noun, plural moos.
Origin of moo
Examples from the Web for moo
The Moo Cluck Moo empire consists of two small outlets with about two-dozen employees.
In September, Moo Cluck Moo raised wages to the unthinkable level of $15 an hour.
By this time next year, Moo Cluck Moo hopes to have about a half-dozen units in the Detroit area.
Moo Cluck Moo, which has been in business for less than a year, has a single restaurant.
And while Moo Cluck Moo has only been in business since the spring, Parker believes higher wages lead to better results.
The threat which I thus put at a venture may be recommended to anyone suffering from the moo nuisance.
It possesses, moreover, a moo which is a blend between a ship's siren and a taxicab's honk syringe.
As for e secunde, ou schalt know at ou most haue one rewe of figures, & no moo, as ou hayst in e the third; craft of duplacio.The Earliest Arithmetics in English|Anonymous
They paw the ground and moo at each other but must not fight unless they can break the ring.Jamaican Song and Story|Walter Jekyll
The crowd that had screamed its welcome to the returning O Moo and her crew was gone.The Cruise of the O Moo|Roy J. Snell
British Dictionary definitions for moo
Word Origin and History for moo

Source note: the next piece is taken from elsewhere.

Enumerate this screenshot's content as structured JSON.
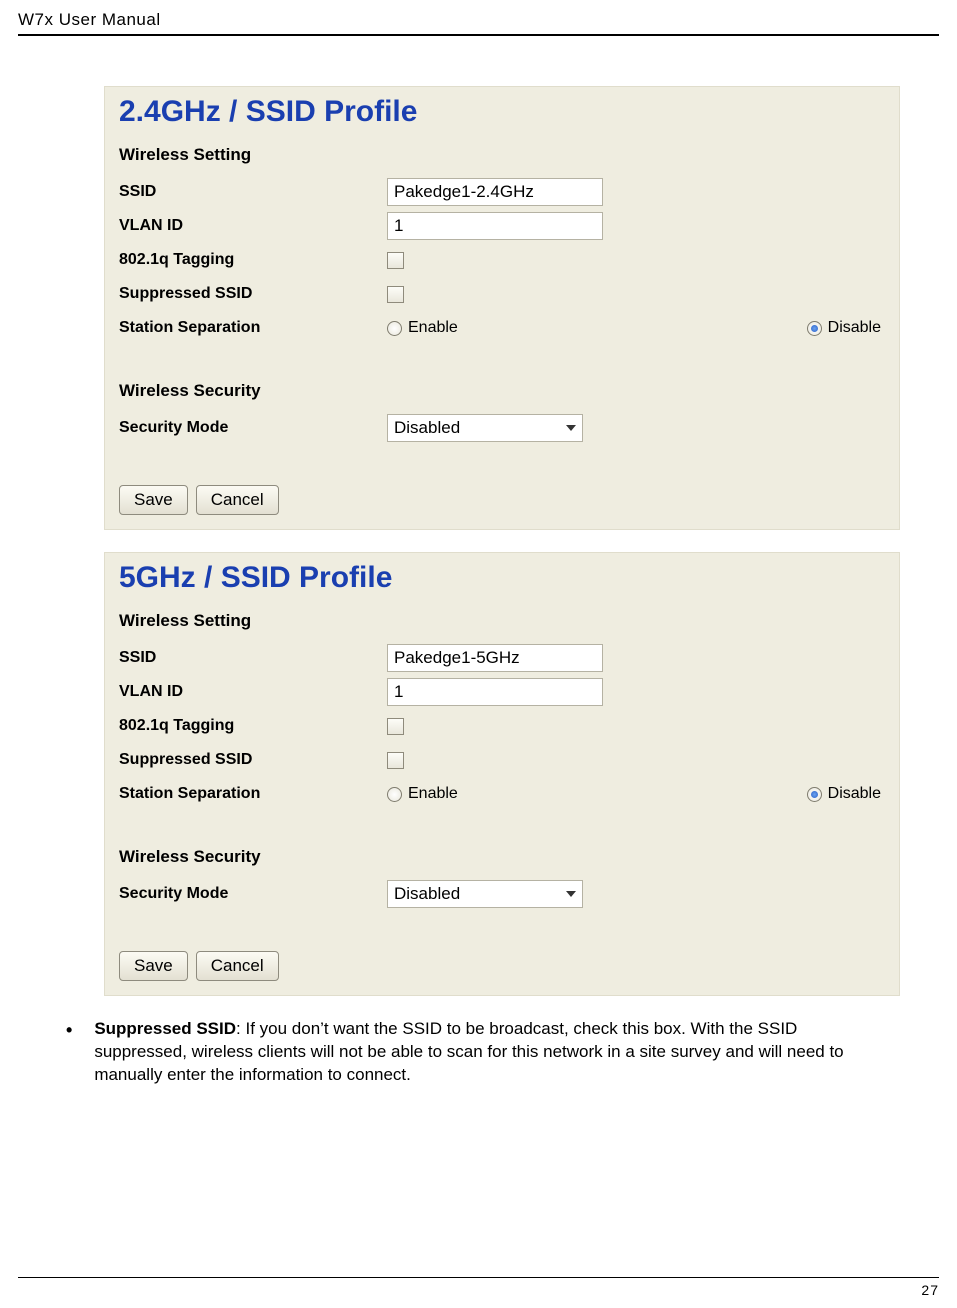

"to make the characteristic sound of a cow," 1540s, of imitative origin. Related: Mooed; mooing. The noun is from 1789. Baby-talk moo-cow (n.) attested from 1812.